### The records
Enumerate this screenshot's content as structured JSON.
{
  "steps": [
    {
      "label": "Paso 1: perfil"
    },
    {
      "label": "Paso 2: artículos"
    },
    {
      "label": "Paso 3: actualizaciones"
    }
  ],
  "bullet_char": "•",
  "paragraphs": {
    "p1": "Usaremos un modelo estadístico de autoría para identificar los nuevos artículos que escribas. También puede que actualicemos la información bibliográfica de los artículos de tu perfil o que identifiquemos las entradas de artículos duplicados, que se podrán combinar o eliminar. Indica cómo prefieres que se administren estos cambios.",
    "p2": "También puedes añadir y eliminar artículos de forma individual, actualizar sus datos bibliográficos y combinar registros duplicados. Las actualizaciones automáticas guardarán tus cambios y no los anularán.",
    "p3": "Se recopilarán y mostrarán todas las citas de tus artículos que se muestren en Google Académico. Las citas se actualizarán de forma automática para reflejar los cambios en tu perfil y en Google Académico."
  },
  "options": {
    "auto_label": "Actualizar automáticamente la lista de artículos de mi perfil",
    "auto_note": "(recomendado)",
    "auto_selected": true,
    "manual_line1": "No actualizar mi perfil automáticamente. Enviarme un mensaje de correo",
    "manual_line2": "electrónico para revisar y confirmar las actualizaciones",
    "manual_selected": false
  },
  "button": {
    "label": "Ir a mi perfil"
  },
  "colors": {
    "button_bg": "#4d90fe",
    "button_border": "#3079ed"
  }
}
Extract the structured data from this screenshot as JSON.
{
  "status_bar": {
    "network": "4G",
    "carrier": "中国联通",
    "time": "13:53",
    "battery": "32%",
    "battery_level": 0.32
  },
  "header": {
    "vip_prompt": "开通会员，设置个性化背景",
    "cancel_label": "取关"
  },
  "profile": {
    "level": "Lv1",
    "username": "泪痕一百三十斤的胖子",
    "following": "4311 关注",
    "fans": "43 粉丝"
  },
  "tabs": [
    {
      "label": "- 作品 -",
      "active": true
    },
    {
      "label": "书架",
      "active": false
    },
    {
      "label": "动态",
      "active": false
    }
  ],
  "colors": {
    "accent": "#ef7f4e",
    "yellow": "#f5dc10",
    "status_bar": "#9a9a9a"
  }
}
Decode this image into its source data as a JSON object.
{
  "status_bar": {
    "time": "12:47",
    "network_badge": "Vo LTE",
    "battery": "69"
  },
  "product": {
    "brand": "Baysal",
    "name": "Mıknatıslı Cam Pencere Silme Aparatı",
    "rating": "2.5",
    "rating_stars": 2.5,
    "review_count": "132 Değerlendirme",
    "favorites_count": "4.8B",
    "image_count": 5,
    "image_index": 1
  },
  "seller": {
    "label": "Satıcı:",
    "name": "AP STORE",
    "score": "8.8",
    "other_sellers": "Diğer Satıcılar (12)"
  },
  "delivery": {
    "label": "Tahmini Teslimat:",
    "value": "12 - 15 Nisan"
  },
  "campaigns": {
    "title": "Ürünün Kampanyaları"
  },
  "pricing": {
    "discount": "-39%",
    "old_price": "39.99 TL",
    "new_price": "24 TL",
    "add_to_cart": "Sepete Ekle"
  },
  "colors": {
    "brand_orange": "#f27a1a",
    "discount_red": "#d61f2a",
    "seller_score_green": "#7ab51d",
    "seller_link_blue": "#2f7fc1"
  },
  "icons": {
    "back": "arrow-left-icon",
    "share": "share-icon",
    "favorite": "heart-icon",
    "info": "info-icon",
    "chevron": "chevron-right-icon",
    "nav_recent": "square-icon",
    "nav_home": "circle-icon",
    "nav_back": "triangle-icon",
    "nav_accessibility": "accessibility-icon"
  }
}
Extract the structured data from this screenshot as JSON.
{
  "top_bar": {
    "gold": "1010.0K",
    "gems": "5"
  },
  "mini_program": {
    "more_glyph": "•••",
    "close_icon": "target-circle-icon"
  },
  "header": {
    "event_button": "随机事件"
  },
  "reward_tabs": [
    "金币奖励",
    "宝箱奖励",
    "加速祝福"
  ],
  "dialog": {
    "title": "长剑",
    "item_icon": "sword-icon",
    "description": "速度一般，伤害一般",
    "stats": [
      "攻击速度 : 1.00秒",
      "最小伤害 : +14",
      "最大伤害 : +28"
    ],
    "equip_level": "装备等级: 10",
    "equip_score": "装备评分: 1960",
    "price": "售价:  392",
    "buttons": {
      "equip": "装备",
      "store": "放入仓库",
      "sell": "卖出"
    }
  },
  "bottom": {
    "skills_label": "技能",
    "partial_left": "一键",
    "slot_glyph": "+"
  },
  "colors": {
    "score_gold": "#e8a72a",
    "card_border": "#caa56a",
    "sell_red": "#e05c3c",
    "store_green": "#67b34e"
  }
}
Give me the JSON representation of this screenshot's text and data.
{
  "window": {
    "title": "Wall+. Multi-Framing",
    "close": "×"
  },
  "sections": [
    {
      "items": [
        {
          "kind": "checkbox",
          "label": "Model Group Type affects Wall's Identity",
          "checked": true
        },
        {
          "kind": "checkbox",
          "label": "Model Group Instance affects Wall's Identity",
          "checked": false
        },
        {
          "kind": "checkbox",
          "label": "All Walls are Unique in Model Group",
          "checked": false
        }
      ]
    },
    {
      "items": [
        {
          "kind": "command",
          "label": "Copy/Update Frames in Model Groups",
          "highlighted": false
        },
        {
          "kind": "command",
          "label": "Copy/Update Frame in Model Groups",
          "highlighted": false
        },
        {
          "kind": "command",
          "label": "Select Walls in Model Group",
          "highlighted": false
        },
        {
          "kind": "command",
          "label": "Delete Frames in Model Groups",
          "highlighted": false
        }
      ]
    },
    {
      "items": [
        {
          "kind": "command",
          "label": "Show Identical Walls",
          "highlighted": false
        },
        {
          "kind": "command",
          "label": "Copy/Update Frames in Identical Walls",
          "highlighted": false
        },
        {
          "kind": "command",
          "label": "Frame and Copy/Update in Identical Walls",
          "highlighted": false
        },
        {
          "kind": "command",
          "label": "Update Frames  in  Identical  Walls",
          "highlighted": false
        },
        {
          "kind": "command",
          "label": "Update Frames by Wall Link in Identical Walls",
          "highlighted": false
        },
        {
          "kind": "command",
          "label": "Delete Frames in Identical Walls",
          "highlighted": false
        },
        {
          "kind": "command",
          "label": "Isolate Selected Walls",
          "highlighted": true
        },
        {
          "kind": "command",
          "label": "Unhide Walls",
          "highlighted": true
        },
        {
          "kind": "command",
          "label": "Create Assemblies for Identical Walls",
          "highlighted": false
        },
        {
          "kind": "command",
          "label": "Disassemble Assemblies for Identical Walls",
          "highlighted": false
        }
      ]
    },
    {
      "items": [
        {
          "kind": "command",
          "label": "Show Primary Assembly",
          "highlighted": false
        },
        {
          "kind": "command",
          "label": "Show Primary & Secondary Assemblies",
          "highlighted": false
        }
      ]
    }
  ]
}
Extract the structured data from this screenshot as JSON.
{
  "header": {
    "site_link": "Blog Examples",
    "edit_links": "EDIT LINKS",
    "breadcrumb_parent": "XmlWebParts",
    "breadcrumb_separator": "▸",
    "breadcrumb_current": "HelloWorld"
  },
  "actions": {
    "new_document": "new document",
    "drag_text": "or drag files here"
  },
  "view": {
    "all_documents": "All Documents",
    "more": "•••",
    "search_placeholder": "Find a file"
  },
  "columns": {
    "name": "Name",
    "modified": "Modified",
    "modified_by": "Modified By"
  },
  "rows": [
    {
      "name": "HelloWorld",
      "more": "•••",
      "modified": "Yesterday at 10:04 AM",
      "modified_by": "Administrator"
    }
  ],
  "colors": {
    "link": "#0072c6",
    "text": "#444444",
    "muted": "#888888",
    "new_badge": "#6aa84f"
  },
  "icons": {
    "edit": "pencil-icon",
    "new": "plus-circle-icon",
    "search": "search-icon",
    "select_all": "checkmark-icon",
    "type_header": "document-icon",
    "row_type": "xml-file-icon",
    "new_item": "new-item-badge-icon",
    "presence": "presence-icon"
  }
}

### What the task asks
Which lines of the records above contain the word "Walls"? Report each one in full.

### Task solution
          "label": "All Walls are Unique in Model Group",
          "label": "Select Walls in Model Group",
          "label": "Show Identical Walls",
          "label": "Copy/Update Frames in Identical Walls",
          "label": "Frame and Copy/Update in Identical Walls",
          "label": "Update Frames  in  Identical  Walls",
          "label": "Update Frames by Wall Link in Identical Walls",
          "label": "Delete Frames in Identical Walls",
          "label": "Isolate Selected Walls",
          "label": "Unhide Walls",
          "label": "Create Assemblies for Identical Walls",
          "label": "Disassemble Assemblies for Identical Walls",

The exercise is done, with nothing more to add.